→ TASK DETAILS: Would you please output the records exactly as they appear below?

→ Items from an interface collection:
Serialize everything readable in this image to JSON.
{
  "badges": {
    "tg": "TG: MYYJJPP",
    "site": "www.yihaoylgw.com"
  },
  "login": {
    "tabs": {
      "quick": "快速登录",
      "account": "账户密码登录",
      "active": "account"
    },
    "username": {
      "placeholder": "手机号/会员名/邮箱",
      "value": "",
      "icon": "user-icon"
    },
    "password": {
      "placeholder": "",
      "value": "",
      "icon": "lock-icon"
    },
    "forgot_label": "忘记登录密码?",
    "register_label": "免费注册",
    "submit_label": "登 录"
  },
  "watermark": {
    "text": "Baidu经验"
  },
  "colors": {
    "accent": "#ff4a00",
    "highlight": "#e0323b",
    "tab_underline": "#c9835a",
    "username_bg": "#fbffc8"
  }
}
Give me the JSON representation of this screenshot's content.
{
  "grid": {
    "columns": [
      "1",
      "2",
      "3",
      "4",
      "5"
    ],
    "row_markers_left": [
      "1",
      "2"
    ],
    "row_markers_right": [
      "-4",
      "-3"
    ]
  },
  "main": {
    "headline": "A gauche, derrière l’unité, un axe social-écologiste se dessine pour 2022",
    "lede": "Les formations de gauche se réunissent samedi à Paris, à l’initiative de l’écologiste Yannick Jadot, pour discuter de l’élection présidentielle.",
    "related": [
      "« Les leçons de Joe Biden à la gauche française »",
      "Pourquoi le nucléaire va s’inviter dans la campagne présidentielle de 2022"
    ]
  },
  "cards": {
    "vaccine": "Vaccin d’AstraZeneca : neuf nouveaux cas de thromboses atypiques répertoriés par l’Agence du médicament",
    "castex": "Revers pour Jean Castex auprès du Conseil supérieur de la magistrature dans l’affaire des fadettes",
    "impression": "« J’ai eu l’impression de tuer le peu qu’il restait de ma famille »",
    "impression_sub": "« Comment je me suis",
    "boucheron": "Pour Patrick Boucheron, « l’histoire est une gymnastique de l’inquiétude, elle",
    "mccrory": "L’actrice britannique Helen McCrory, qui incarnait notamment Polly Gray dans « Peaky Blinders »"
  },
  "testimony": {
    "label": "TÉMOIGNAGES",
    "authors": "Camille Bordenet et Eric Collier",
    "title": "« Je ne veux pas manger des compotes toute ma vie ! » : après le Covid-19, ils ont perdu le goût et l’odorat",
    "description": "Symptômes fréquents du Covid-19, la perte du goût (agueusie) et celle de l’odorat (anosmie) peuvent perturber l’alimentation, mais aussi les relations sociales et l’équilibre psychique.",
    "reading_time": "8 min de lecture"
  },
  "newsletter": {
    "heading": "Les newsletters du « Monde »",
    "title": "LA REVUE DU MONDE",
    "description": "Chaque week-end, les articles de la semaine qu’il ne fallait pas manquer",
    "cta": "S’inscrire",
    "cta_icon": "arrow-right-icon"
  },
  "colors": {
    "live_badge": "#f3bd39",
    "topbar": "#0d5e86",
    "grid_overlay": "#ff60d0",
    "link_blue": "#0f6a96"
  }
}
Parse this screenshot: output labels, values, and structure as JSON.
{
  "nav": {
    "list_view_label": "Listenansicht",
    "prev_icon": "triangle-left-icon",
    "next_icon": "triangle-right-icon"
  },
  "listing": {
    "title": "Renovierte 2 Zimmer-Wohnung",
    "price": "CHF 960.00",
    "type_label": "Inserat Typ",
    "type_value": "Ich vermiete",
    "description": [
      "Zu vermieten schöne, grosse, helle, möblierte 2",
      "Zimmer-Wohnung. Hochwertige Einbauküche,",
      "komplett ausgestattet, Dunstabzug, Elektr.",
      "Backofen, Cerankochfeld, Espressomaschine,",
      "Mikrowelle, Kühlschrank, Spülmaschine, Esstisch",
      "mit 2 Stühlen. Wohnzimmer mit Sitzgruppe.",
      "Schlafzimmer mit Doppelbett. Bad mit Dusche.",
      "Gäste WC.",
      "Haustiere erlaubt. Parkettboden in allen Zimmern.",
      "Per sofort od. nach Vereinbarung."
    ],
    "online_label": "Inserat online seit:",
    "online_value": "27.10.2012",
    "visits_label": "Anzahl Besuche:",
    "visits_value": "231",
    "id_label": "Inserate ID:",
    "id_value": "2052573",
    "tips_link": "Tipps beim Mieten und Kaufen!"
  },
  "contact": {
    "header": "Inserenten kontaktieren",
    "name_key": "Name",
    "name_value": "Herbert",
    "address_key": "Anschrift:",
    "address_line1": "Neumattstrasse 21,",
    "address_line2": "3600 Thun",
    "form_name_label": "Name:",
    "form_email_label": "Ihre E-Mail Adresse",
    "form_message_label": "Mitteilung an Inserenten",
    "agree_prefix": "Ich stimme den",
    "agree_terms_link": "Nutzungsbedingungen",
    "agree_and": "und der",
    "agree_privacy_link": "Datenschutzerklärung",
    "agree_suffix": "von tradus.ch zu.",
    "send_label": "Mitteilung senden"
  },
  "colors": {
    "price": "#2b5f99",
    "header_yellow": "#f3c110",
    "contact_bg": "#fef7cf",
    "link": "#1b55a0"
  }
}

→ WRITTEN SOLUTION:
Serialize everything readable in this image to JSON.
{
  "badges": {
    "tg": "TG: MYYJJPP",
    "site": "www.yihaoylgw.com"
  },
  "login": {
    "tabs": {
      "quick": "快速登录",
      "account": "账户密码登录",
      "active": "account"
    },
    "username": {
      "placeholder": "手机号/会员名/邮箱",
      "value": "",
      "icon": "user-icon"
    },
    "password": {
      "placeholder": "",
      "value": "",
      "icon": "lock-icon"
    },
    "forgot_label": "忘记登录密码?",
    "register_label": "免费注册",
    "submit_label": "登 录"
  },
  "watermark": {
    "text": "Baidu经验"
  },
  "colors": {
    "accent": "#ff4a00",
    "highlight": "#e0323b",
    "tab_underline": "#c9835a",
    "username_bg": "#fbffc8"
  }
}
Give me the JSON representation of this screenshot's content.
{
  "grid": {
    "columns": [
      "1",
      "2",
      "3",
      "4",
      "5"
    ],
    "row_markers_left": [
      "1",
      "2"
    ],
    "row_markers_right": [
      "-4",
      "-3"
    ]
  },
  "main": {
    "headline": "A gauche, derrière l’unité, un axe social-écologiste se dessine pour 2022",
    "lede": "Les formations de gauche se réunissent samedi à Paris, à l’initiative de l’écologiste Yannick Jadot, pour discuter de l’élection présidentielle.",
    "related": [
      "« Les leçons de Joe Biden à la gauche française »",
      "Pourquoi le nucléaire va s’inviter dans la campagne présidentielle de 2022"
    ]
  },
  "cards": {
    "vaccine": "Vaccin d’AstraZeneca : neuf nouveaux cas de thromboses atypiques répertoriés par l’Agence du médicament",
    "castex": "Revers pour Jean Castex auprès du Conseil supérieur de la magistrature dans l’affaire des fadettes",
    "impression": "« J’ai eu l’impression de tuer le peu qu’il restait de ma famille »",
    "impression_sub": "« Comment je me suis",
    "boucheron": "Pour Patrick Boucheron, « l’histoire est une gymnastique de l’inquiétude, elle",
    "mccrory": "L’actrice britannique Helen McCrory, qui incarnait notamment Polly Gray dans « Peaky Blinders »"
  },
  "testimony": {
    "label": "TÉMOIGNAGES",
    "authors": "Camille Bordenet et Eric Collier",
    "title": "« Je ne veux pas manger des compotes toute ma vie ! » : après le Covid-19, ils ont perdu le goût et l’odorat",
    "description": "Symptômes fréquents du Covid-19, la perte du goût (agueusie) et celle de l’odorat (anosmie) peuvent perturber l’alimentation, mais aussi les relations sociales et l’équilibre psychique.",
    "reading_time": "8 min de lecture"
  },
  "newsletter": {
    "heading": "Les newsletters du « Monde »",
    "title": "LA REVUE DU MONDE",
    "description": "Chaque week-end, les articles de la semaine qu’il ne fallait pas manquer",
    "cta": "S’inscrire",
    "cta_icon": "arrow-right-icon"
  },
  "colors": {
    "live_badge": "#f3bd39",
    "topbar": "#0d5e86",
    "grid_overlay": "#ff60d0",
    "link_blue": "#0f6a96"
  }
}
Parse this screenshot: output labels, values, and structure as JSON.
{
  "nav": {
    "list_view_label": "Listenansicht",
    "prev_icon": "triangle-left-icon",
    "next_icon": "triangle-right-icon"
  },
  "listing": {
    "title": "Renovierte 2 Zimmer-Wohnung",
    "price": "CHF 960.00",
    "type_label": "Inserat Typ",
    "type_value": "Ich vermiete",
    "description": [
      "Zu vermieten schöne, grosse, helle, möblierte 2",
      "Zimmer-Wohnung. Hochwertige Einbauküche,",
      "komplett ausgestattet, Dunstabzug, Elektr.",
      "Backofen, Cerankochfeld, Espressomaschine,",
      "Mikrowelle, Kühlschrank, Spülmaschine, Esstisch",
      "mit 2 Stühlen. Wohnzimmer mit Sitzgruppe.",
      "Schlafzimmer mit Doppelbett. Bad mit Dusche.",
      "Gäste WC.",
      "Haustiere erlaubt. Parkettboden in allen Zimmern.",
      "Per sofort od. nach Vereinbarung."
    ],
    "online_label": "Inserat online seit:",
    "online_value": "27.10.2012",
    "visits_label": "Anzahl Besuche:",
    "visits_value": "231",
    "id_label": "Inserate ID:",
    "id_value": "2052573",
    "tips_link": "Tipps beim Mieten und Kaufen!"
  },
  "contact": {
    "header": "Inserenten kontaktieren",
    "name_key": "Name",
    "name_value": "Herbert",
    "address_key": "Anschrift:",
    "address_line1": "Neumattstrasse 21,",
    "address_line2": "3600 Thun",
    "form_name_label": "Name:",
    "form_email_label": "Ihre E-Mail Adresse",
    "form_message_label": "Mitteilung an Inserenten",
    "agree_prefix": "Ich stimme den",
    "agree_terms_link": "Nutzungsbedingungen",
    "agree_and": "und der",
    "agree_privacy_link": "Datenschutzerklärung",
    "agree_suffix": "von tradus.ch zu.",
    "send_label": "Mitteilung senden"
  },
  "colors": {
    "price": "#2b5f99",
    "header_yellow": "#f3c110",
    "contact_bg": "#fef7cf",
    "link": "#1b55a0"
  }
}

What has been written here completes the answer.